Odisha received bumper rains in September this year. Since Independence (1947), this September had been the third ever wettest in State's weather history. After 2011 and 2007, September 2021 had seen the heaviest ever downpour in State's SW monsoon history.
In the year 2011, Odisha had recorded over 420 mm of rainfall in September, whereas in September 2007 it had measured rainfall of 408.7mm. And in 2021, the cumulative rainfall measured stood at 384.8 mm.
Though in the wettest ever September years, the State didn't face any cyclone fury in October. So, will it be a lucky third time?
Monsoon To Exit From Odisha?
A study of the leading Met models shows that Odisha will be receiving some amount of rainfall at many places on October 3, 4 and 6. As per the NCEP model, the State during Oct 1-9 will receive a total rainfall in the range of 20-60 mm - means coastal and parts of central and western regions (altogether around 26 districts) will record rainfall of around 25mm, whereas the remaining 4 districts in southern and western, including Sundargarh, may record rain in the range of 50 mm.
Since the State will be recording no deficient rainfall during the period of Oct 1-9, the monsoon will be remaining little active in the State till Oct 10. However, rainfall will be scanty in Odisha, after Oct 10.
The normal withdrawal date of monsoon from Odisha has been between Oct 10-15. However, in case the Bay of Bengal throws out some system, then the withdrawal lingers over till the system peters out.
BoB In Second Week Of Oct
As per NCEP, Odisha is predicted to record 125-150mm rainfall during the week of Oct 9 - 17. District-wise data shows, rainfall of 125-150 mm is predicted for the coastal regions in the State, whereas the rest of the districts will be recording rainfall in the range of around 25 mm.
The above rainfall forecast shows, the exit of the monsoon from Odisha is not possible till Oct 17. Such a delayed presence in Odisha does hint at any system in BoB?
If the model forecasts are to be believed, then mid-October will be going to be stormy for the country. The Bay of Bengal is predicted to conceive two back to back low pressure systems - one in the south BoB and the other in the south-central BoB or near Andaman seas.
While the south BoB LPS will move towards Kerala, and then merge into the Arabian seas, only to gather steam and intensify into a deep depression or even a cyclone in the Arabian sea by around Oct 8-10. And the forecasts by IITM-MME, NCEP-GFS and ECMWF predict that the intensified system will either move towards Oman or Yemen.
The Second LPS In Bay
As per IITM-MME's extended-range forecast, there is a nearly 40 percent probability of a low pressure system taking shape over the central BoB or in the north Andaman sea on and around Oct 16-17.

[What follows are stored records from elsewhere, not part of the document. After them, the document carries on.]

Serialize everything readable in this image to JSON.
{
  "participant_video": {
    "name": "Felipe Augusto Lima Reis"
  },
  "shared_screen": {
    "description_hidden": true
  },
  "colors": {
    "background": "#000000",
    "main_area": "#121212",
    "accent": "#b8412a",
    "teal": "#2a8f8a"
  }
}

The ECMWF predicts a low-level cyclonic circulation in south-central BoB close to the Andaman seas. It predicts the system later intensifying into a low pressure system.
The NCEP-GFS forecast shows the developed system intensifying into a cyclone by Oct 16, and the system tracking a northwest direction. A detailed glance at the forecast reveals that the intensified system may cross the coast between Srikakulam (Andhra Pradesh) and Gopalpur (Odisha) coast on and around Oct 17. So will it be Phailin Redux?
Given that the three lead models bet high on cyclonic turbulence in BoB from October 8-17, only time will verify their model forecasts.